Why is there a square of daffodils peeking through the crispy brown kudzu off Alcoa Highway? Why is there a perfectly straight line of them blooming on a hillside in a field off Interstate 75? Concrete steps, chimneys, and other clues provide the answer. The daffodils outline the foundations of buildings since rotted away, or demolished. When the last remnants have crumbled, the daffodils will be the only evidence that buildings once stood there.
The flowers commonly called daffodils, jonquils, or narcissus grow wild in Europe, Africa, and Asia. The most common varieties are man-made cultivars from the Netherlands. They are not native to Tennessee or even North America. And yet it’s a rare Southern yard that does not have a few daffodils blooming in it this time of year.
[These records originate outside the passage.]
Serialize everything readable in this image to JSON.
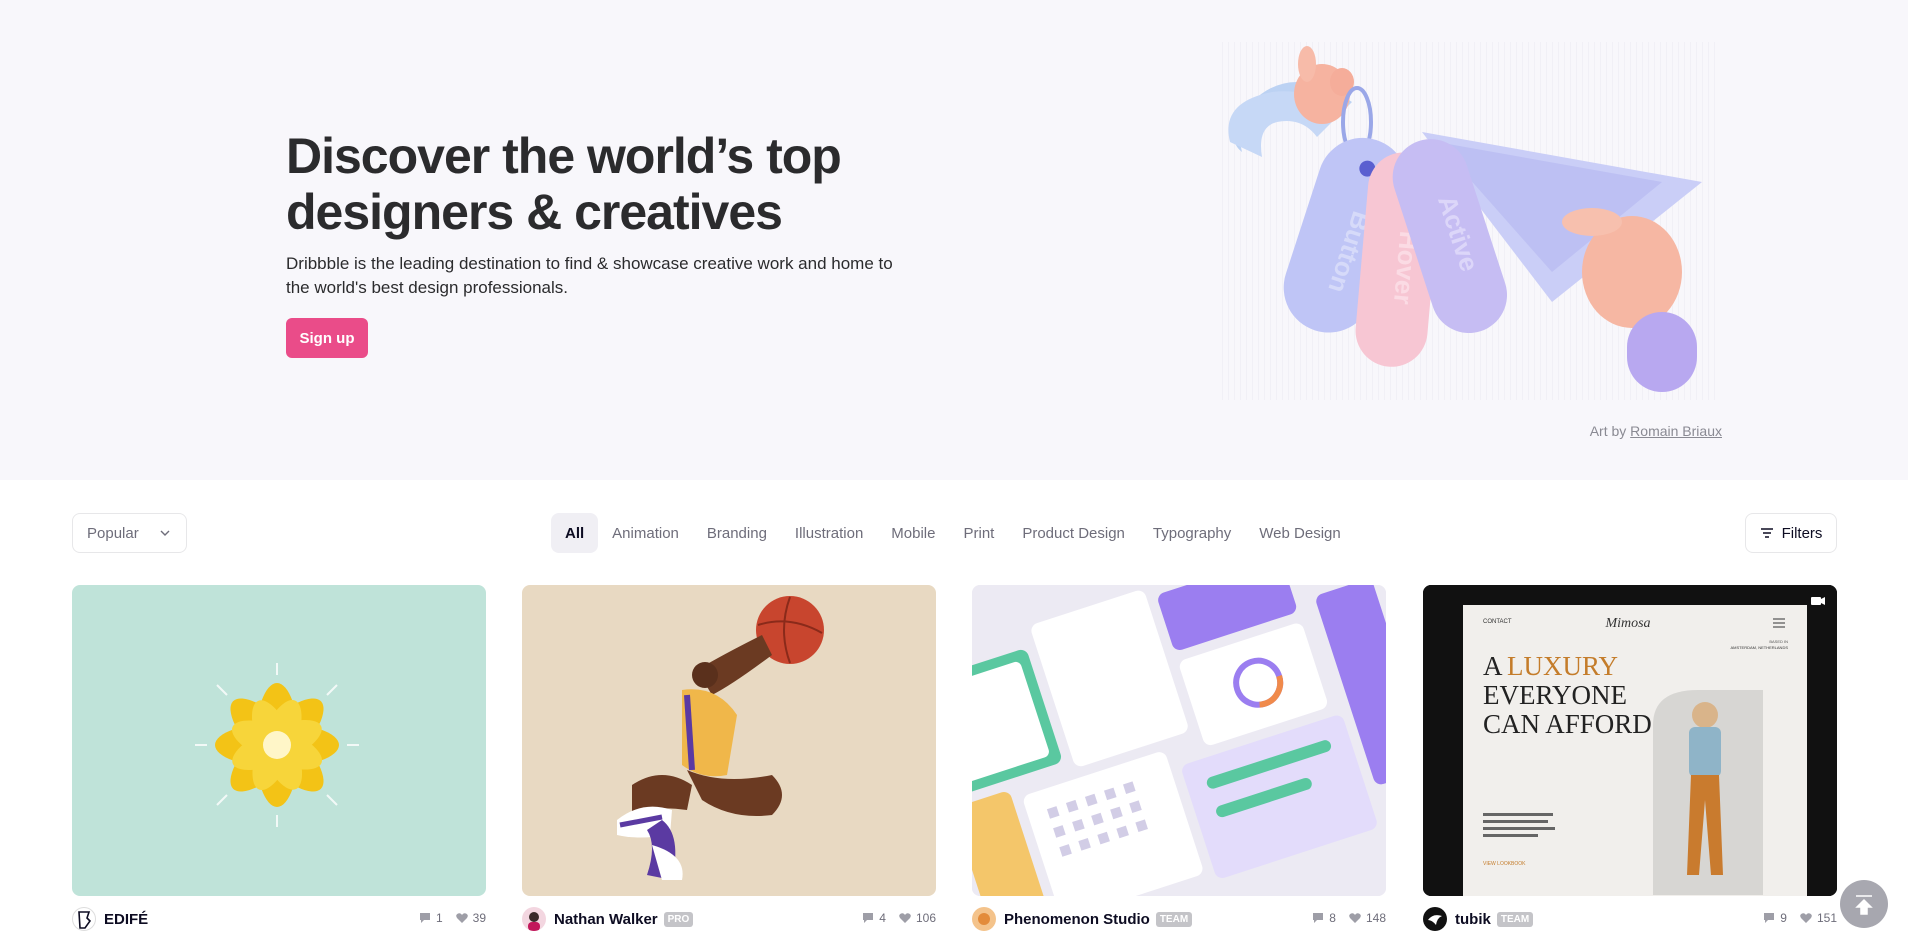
{
  "hero": {
    "title": "Discover the world’s top designers & creatives",
    "subtitle": "Dribbble is the leading destination to find & showcase creative work and home to the world's best design professionals.",
    "signup_label": "Sign up",
    "art_tags": [
      "Button",
      "Hover",
      "Active"
    ],
    "art_credit_prefix": "Art by",
    "art_credit_author": "Romain Briaux"
  },
  "filters": {
    "sort_selected": "Popular",
    "categories": [
      "All",
      "Animation",
      "Branding",
      "Illustration",
      "Mobile",
      "Print",
      "Product Design",
      "Typography",
      "Web Design"
    ],
    "active_category": "All",
    "filters_label": "Filters"
  },
  "shots": [
    {
      "author": "EDIFÉ",
      "badge": "",
      "comments": "1",
      "likes": "39",
      "thumb_bg": "#bfe3d9"
    },
    {
      "author": "Nathan Walker",
      "badge": "PRO",
      "comments": "4",
      "likes": "106",
      "thumb_bg": "#e8d9c2"
    },
    {
      "author": "Phenomenon Studio",
      "badge": "TEAM",
      "comments": "8",
      "likes": "148",
      "thumb_bg": "#eceaf3"
    },
    {
      "author": "tubik",
      "badge": "TEAM",
      "comments": "9",
      "likes": "151",
      "thumb_bg": "#111111",
      "mock": {
        "nav_contact": "CONTACT",
        "brand": "Mimosa",
        "location_top": "BASED IN",
        "location": "AMSTERDAM, NETHERLANDS",
        "headline_1": "A",
        "headline_accent": "LUXURY",
        "headline_2": "EVERYONE",
        "headline_3": "CAN AFFORD",
        "cta": "VIEW LOOKBOOK"
      }
    }
  ],
  "colors": {
    "brand_pink": "#ea4c89",
    "hero_bg": "#f8f7fb",
    "text_dark": "#2b2b2d",
    "muted": "#6e6d7a"
  }
}
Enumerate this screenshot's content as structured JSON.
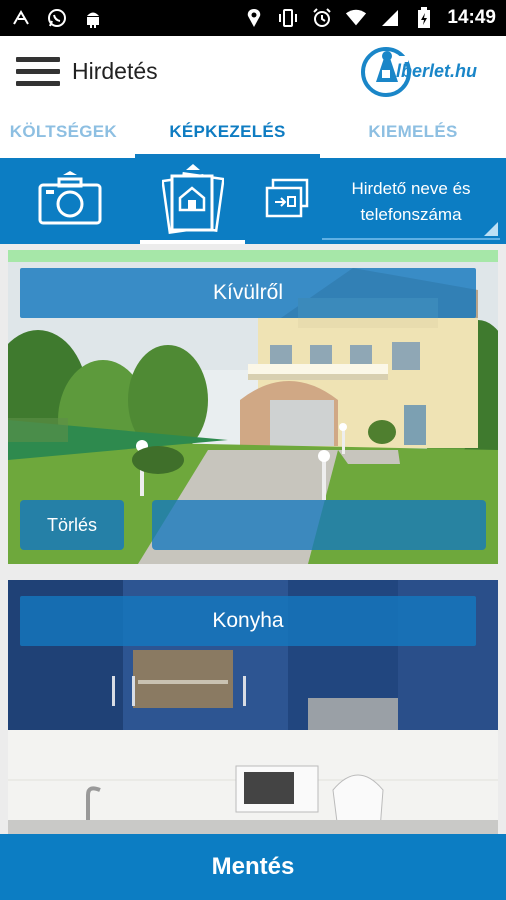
{
  "status_bar": {
    "time": "14:49",
    "icons": [
      "ksweb-icon",
      "whatsapp-icon",
      "android-icon",
      "location-icon",
      "vibrate-icon",
      "alarm-icon",
      "wifi-icon",
      "signal-icon",
      "battery-icon"
    ]
  },
  "app_bar": {
    "title": "Hirdetés",
    "logo_text": "lberlet.hu"
  },
  "tabs": [
    {
      "label": "KÖLTSÉGEK",
      "active": false
    },
    {
      "label": "KÉPKEZELÉS",
      "active": true
    },
    {
      "label": "KIEMELÉS",
      "active": false
    }
  ],
  "toolbar": {
    "owner_select": {
      "line1": "Hirdető neve és",
      "line2": "telefonszáma"
    }
  },
  "photos": [
    {
      "caption": "Kívülről",
      "delete_label": "Törlés"
    },
    {
      "caption": "Konyha"
    }
  ],
  "save_label": "Mentés",
  "colors": {
    "primary": "#0c7dc3",
    "tab_inactive": "#8dbfe2",
    "progress": "#a6e7a8"
  }
}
A tangent: I am reminded of a moment in John McPhee’s 1967 book The Pine Barrens when a group of amateur botanists led by Edgar Wherry go trekking through New Jersey’s unique pine forest—thousands of acres of pine trees, rare plants, and wildlife—to the long-vanished town of Martha. In the midst of those pines, the “old and weirdly leaning catalpa trees” planted by settlers in the 1800s stuck out as the only sign of the old town.
“‘The catalpa trees sure don’t look happy,’ said one woman.
‘They are the weeds of civilization,’ said Wherry.”
I think about that small passage more than one might expect—those yard trees swallowed up by the forest.
Privet, English ivy, Japanese honeysuckle, and other non-native plants exploit biological niches without predation or competition, but the catalpa trees in the Pine Barrens—and the daffodils in East Tennessee—are benign weeds. They grow where they are planted, spread a little, but they don’t metastasize. I don’t know anyone who would say daffodils don’t look happy, though. If daffodils are weeds of civilization, it is a comfort to be civilized, sometimes.
Unlike the catalpas, the daffodils only give up their secrets for a tiny window of time. All year they are there, secretly maintaining underground. Every spring, they pop up, revealing the ghost of someone’s sunny front porch, or their back stoop. During this season of renewal, they are bittersweet reminders of impermanence and death, but also of life after death.
Daffodils mark some hidden graves on my parents’ land. Back in the 1980s my parents mowed a small field near an abandoned house and found a few toppled tombstones from the 1800s. They propped up the stones nearby in a small grove of trees to be more visible and out of the way of the mowing machine. Daffodils mark the yard where the bones lie.
We made rubbings of the stones. One was a child who used to be older than me, and is now so much younger.
I was trying to think of a word or symbol I’d like to live on for a long time after I’m gone. I was planning to trace it out in my yard in daffodil bulbs, a bit of floral graffiti. I can’t settle on anything, though. My name? No, though it gives a new layer meaning to the term “narcissism.” My children’s names? A smiley face? Daffodils live for hundreds of years, and birds and deer do not eat them. You can expect them to be reliable. But anything could happen. Someone could put down a parking lot.
It is also possible that explorers hacking their way through the privet and honeysuckle may stumble upon a clearing full of blooming daffodils—the only part of you left to show that people once lived in this lonesome spot. How romantic is that? That’s the kind of thing I think about, anyway, when I look out into a field and see a pile of bricks grown up in daffodils.